RECORDED DATA section start

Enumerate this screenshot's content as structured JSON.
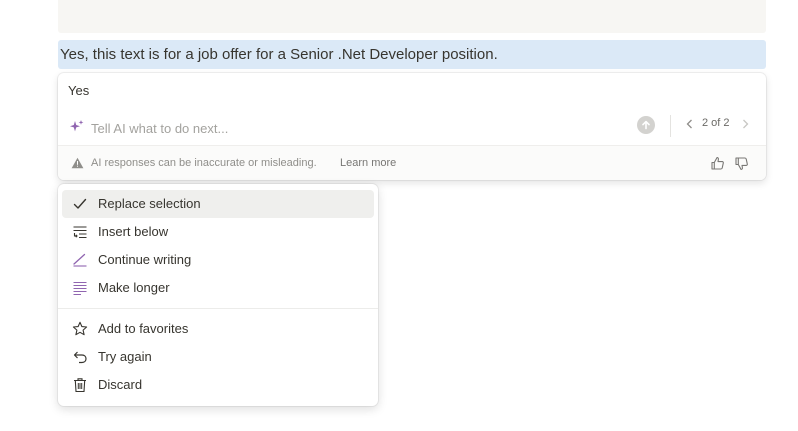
{
  "document": {
    "selected_text": "Yes, this text is for a job offer for a Senior .Net Developer position."
  },
  "ai_panel": {
    "response": "Yes",
    "prompt_placeholder": "Tell AI what to do next...",
    "pager": "2 of 2",
    "disclaimer": "AI responses can be inaccurate or misleading.",
    "learn_more": "Learn more"
  },
  "menu": {
    "items": [
      {
        "label": "Replace selection",
        "icon": "checkmark-icon",
        "active": true
      },
      {
        "label": "Insert below",
        "icon": "insert-below-icon"
      },
      {
        "label": "Continue writing",
        "icon": "pen-icon"
      },
      {
        "label": "Make longer",
        "icon": "lines-icon"
      }
    ],
    "secondary_items": [
      {
        "label": "Add to favorites",
        "icon": "star-icon"
      },
      {
        "label": "Try again",
        "icon": "undo-icon"
      },
      {
        "label": "Discard",
        "icon": "trash-icon"
      }
    ]
  },
  "colors": {
    "selection": "#dbe9f7",
    "ai_accent": "#9065b0",
    "hover": "#efefed"
  }
}
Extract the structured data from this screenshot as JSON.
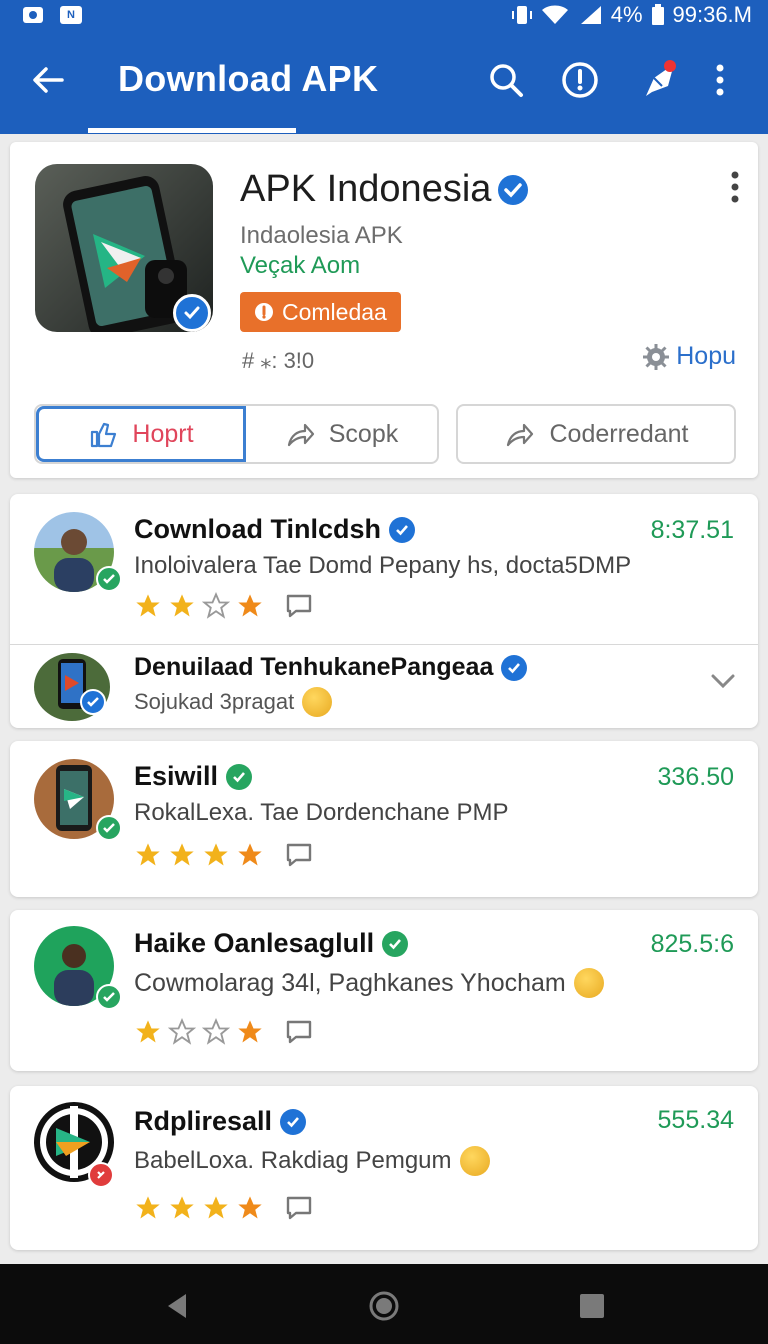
{
  "status_bar": {
    "network_label": "4¹⁄₀",
    "battery_label": "4%",
    "time": "99:36.M",
    "carrier_box": "N"
  },
  "app_bar": {
    "title": "Download APK",
    "icons": [
      "back-arrow-icon",
      "search-icon",
      "info-icon",
      "rocket-icon",
      "more-vert-icon"
    ]
  },
  "app": {
    "name": "APK Indonesia",
    "subtitle": "Indaolesia APK",
    "developer": "Veçak Aom",
    "tag": "Comledaa",
    "count": "# ⁎: 3!0",
    "help": "Hopu",
    "seg_left": "Hoprt",
    "seg_mid": "Scopk",
    "seg_right": "Coderredant"
  },
  "items": [
    {
      "name": "Cownload Tinlcdsh",
      "desc": "Inoloivalera Tae Domd Pepany hs, docta5DMP",
      "value": "8:37.51",
      "rating": 2,
      "verified": "blue"
    },
    {
      "name": "Denuilaad TenhukanePangeaa",
      "desc": "Sojukad 3pragat",
      "verified": "blue"
    },
    {
      "name": "Esiwill",
      "desc": "RokalLexa. Tae Dordenchane PMP",
      "value": "336.50",
      "rating": 4,
      "verified": "green"
    },
    {
      "name": "Haike Oanlesaglull",
      "desc": "Cowmolarag 34l, Paghkanes Yhocham",
      "value": "825.5:6",
      "rating": 1,
      "verified": "green"
    },
    {
      "name": "Rdpliresall",
      "desc": "BabelLoxa. Rakdiag Pemgum",
      "value": "555.34",
      "rating": 3,
      "verified": "blue"
    }
  ],
  "colors": {
    "primary": "#1d5fbd",
    "accent_green": "#1f9a57",
    "tag_orange": "#e8702a",
    "star_gold": "#f2b21b",
    "star_orange": "#ef8a1a"
  }
}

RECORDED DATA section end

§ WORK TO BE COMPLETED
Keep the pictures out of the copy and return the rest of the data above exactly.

§ WRITTEN RESPONSE
Enumerate this screenshot's content as structured JSON.
{
  "document": {
    "selected_text": "Yes, this text is for a job offer for a Senior .Net Developer position."
  },
  "ai_panel": {
    "response": "Yes",
    "prompt_placeholder": "Tell AI what to do next...",
    "pager": "2 of 2",
    "disclaimer": "AI responses can be inaccurate or misleading.",
    "learn_more": "Learn more"
  },
  "menu": {
    "items": [
      {
        "label": "Replace selection",
        "icon": "checkmark-icon",
        "active": true
      },
      {
        "label": "Insert below",
        "icon": "insert-below-icon"
      },
      {
        "label": "Continue writing",
        "icon": "pen-icon"
      },
      {
        "label": "Make longer",
        "icon": "lines-icon"
      }
    ],
    "secondary_items": [
      {
        "label": "Add to favorites",
        "icon": "star-icon"
      },
      {
        "label": "Try again",
        "icon": "undo-icon"
      },
      {
        "label": "Discard",
        "icon": "trash-icon"
      }
    ]
  },
  "colors": {
    "selection": "#dbe9f7",
    "ai_accent": "#9065b0",
    "hover": "#efefed"
  }
}
Extract the structured data from this screenshot as JSON.
{
  "status_bar": {
    "network_label": "4¹⁄₀",
    "battery_label": "4%",
    "time": "99:36.M",
    "carrier_box": "N"
  },
  "app_bar": {
    "title": "Download APK",
    "icons": [
      "back-arrow-icon",
      "search-icon",
      "info-icon",
      "rocket-icon",
      "more-vert-icon"
    ]
  },
  "app": {
    "name": "APK Indonesia",
    "subtitle": "Indaolesia APK",
    "developer": "Veçak Aom",
    "tag": "Comledaa",
    "count": "# ⁎: 3!0",
    "help": "Hopu",
    "seg_left": "Hoprt",
    "seg_mid": "Scopk",
    "seg_right": "Coderredant"
  },
  "items": [
    {
      "name": "Cownload Tinlcdsh",
      "desc": "Inoloivalera Tae Domd Pepany hs, docta5DMP",
      "value": "8:37.51",
      "rating": 2,
      "verified": "blue"
    },
    {
      "name": "Denuilaad TenhukanePangeaa",
      "desc": "Sojukad 3pragat",
      "verified": "blue"
    },
    {
      "name": "Esiwill",
      "desc": "RokalLexa. Tae Dordenchane PMP",
      "value": "336.50",
      "rating": 4,
      "verified": "green"
    },
    {
      "name": "Haike Oanlesaglull",
      "desc": "Cowmolarag 34l, Paghkanes Yhocham",
      "value": "825.5:6",
      "rating": 1,
      "verified": "green"
    },
    {
      "name": "Rdpliresall",
      "desc": "BabelLoxa. Rakdiag Pemgum",
      "value": "555.34",
      "rating": 3,
      "verified": "blue"
    }
  ],
  "colors": {
    "primary": "#1d5fbd",
    "accent_green": "#1f9a57",
    "tag_orange": "#e8702a",
    "star_gold": "#f2b21b",
    "star_orange": "#ef8a1a"
  }
}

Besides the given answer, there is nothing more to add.